## YOUR ASSIGNMENT:
In the entries below, count the lines that contain the word "kind" and give only that number.

═══

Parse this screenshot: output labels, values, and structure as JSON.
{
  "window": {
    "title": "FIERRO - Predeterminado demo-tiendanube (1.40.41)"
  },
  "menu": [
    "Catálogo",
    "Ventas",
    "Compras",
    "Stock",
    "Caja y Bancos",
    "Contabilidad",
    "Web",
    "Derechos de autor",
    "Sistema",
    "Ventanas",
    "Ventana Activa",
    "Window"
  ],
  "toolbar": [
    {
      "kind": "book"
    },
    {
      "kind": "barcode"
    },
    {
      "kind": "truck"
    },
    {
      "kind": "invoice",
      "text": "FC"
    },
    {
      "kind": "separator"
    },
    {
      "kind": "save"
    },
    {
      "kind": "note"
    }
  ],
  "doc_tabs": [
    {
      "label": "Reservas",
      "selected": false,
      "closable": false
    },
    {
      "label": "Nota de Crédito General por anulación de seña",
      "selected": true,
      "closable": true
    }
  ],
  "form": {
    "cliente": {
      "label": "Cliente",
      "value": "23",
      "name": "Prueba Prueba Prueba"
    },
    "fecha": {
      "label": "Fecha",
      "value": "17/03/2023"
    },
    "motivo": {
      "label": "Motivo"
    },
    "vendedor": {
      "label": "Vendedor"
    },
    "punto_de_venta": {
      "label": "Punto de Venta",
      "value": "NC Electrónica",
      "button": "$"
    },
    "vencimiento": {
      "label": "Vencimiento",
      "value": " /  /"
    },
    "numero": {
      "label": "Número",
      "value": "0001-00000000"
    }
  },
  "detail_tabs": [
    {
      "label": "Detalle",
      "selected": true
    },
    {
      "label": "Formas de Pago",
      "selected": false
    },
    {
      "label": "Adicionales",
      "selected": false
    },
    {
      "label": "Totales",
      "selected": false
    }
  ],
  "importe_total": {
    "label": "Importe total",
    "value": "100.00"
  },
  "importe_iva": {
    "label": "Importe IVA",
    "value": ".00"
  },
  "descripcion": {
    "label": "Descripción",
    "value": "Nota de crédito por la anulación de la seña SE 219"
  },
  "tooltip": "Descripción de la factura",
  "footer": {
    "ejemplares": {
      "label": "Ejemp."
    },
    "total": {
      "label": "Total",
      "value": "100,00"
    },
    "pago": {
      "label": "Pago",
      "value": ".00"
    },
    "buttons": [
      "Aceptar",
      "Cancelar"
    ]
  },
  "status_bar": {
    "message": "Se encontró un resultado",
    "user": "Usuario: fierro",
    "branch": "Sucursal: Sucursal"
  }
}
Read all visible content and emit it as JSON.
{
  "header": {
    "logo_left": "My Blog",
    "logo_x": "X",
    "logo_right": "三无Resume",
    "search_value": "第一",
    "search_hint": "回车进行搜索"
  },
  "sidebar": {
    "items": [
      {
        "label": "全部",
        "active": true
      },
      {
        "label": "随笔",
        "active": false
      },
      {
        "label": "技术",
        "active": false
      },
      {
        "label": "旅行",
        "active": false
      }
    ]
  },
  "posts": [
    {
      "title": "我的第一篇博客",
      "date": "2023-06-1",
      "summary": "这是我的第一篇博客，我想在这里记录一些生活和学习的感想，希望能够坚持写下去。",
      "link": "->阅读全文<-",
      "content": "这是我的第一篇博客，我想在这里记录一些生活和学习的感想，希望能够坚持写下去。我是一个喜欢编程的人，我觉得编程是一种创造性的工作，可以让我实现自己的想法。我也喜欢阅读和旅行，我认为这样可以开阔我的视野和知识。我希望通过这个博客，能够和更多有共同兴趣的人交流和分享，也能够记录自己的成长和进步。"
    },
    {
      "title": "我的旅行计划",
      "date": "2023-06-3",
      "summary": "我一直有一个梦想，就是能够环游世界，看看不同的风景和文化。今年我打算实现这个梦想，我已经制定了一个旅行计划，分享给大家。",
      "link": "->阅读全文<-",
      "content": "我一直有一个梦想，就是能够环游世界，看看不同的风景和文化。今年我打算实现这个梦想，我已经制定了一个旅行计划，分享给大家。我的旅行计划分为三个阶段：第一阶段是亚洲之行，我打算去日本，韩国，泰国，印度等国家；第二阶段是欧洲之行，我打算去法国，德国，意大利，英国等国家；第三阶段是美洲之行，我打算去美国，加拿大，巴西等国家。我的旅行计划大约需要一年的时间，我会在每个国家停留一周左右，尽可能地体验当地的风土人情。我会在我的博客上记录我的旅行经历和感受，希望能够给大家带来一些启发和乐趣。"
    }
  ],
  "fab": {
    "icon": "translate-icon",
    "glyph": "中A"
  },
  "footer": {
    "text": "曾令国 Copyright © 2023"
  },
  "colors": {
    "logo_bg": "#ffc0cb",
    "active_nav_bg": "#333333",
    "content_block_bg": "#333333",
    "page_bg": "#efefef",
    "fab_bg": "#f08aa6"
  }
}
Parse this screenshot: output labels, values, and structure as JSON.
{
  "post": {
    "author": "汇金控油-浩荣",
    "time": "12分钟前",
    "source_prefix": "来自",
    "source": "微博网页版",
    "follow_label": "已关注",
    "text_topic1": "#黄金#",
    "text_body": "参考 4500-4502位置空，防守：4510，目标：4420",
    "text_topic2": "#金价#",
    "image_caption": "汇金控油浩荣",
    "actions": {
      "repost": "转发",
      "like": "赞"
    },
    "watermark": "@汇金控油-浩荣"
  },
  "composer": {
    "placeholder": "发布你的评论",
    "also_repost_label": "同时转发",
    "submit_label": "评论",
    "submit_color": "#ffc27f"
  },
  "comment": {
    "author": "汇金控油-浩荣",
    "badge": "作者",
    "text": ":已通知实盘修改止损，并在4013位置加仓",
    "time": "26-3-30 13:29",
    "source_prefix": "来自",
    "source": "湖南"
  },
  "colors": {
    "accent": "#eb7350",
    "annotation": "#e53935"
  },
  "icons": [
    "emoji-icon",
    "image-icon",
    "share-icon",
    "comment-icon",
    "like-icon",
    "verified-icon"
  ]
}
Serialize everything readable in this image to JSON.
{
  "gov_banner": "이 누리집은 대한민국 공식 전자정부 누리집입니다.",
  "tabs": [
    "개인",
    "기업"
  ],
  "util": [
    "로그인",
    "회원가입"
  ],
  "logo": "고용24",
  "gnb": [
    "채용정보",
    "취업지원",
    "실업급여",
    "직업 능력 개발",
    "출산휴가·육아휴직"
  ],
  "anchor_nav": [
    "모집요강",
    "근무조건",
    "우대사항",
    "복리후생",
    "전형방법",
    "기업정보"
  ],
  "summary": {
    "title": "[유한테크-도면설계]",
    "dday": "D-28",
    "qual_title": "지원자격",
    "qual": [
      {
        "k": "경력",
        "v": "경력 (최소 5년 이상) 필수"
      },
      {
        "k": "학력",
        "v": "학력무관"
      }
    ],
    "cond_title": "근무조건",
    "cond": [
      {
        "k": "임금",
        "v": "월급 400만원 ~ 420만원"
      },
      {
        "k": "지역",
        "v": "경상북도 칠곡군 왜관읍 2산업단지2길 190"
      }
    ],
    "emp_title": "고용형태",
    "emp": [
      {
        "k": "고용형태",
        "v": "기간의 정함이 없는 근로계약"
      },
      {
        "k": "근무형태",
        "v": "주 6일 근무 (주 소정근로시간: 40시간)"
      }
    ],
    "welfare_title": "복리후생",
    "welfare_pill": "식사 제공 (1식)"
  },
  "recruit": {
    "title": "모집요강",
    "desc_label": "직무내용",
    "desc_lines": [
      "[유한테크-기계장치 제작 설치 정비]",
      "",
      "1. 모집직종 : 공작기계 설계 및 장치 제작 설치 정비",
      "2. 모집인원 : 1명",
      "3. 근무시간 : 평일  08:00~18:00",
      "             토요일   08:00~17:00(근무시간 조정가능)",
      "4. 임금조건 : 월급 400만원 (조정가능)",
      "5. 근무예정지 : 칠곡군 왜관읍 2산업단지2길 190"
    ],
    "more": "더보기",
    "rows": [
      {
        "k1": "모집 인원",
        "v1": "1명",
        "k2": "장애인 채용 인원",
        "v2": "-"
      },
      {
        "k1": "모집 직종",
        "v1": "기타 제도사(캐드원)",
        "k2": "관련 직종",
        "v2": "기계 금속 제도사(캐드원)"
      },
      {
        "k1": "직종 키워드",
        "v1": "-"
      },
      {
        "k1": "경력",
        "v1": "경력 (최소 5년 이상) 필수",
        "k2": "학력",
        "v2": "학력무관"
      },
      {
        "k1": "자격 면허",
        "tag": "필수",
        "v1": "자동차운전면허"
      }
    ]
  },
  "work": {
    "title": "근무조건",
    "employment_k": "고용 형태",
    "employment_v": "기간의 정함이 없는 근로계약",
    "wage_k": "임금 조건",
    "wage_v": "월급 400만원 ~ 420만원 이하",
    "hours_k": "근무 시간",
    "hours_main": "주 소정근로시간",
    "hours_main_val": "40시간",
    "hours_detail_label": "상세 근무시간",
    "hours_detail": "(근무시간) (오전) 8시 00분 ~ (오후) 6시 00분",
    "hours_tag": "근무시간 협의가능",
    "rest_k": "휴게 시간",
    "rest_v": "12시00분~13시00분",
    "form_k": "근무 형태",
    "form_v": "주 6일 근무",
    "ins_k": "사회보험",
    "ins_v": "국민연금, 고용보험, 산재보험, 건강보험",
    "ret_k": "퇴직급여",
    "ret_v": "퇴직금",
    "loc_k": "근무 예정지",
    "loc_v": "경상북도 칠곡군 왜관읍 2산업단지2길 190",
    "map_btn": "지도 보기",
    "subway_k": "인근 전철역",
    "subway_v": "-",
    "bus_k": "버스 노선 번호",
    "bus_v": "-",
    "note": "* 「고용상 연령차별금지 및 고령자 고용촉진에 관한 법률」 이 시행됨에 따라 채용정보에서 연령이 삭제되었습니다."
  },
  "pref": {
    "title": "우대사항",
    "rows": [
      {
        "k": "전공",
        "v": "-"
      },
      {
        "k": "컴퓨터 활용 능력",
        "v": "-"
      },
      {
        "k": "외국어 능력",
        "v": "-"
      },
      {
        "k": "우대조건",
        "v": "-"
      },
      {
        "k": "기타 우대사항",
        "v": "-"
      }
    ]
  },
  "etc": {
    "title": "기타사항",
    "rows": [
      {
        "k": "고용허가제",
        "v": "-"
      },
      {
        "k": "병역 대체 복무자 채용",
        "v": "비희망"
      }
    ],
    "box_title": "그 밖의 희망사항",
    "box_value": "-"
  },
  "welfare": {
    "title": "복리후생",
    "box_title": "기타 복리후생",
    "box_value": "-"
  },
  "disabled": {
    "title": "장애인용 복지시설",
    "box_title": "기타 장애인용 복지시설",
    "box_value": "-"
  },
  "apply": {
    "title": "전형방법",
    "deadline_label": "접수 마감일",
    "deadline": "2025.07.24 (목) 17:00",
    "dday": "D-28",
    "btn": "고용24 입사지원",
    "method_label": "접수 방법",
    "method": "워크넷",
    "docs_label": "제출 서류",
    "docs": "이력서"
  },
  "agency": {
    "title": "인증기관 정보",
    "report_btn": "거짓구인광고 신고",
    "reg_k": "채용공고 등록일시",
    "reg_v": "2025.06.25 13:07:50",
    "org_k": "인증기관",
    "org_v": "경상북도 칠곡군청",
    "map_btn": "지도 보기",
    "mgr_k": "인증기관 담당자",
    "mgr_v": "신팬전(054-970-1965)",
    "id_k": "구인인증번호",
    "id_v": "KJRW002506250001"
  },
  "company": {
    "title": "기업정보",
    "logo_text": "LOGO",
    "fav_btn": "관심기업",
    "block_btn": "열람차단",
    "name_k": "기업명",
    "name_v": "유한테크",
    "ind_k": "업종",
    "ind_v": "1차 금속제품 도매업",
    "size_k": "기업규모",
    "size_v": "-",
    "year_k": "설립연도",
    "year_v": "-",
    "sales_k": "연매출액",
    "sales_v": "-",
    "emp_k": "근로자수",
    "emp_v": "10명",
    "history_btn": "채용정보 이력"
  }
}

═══

## ANSWER BOX:
7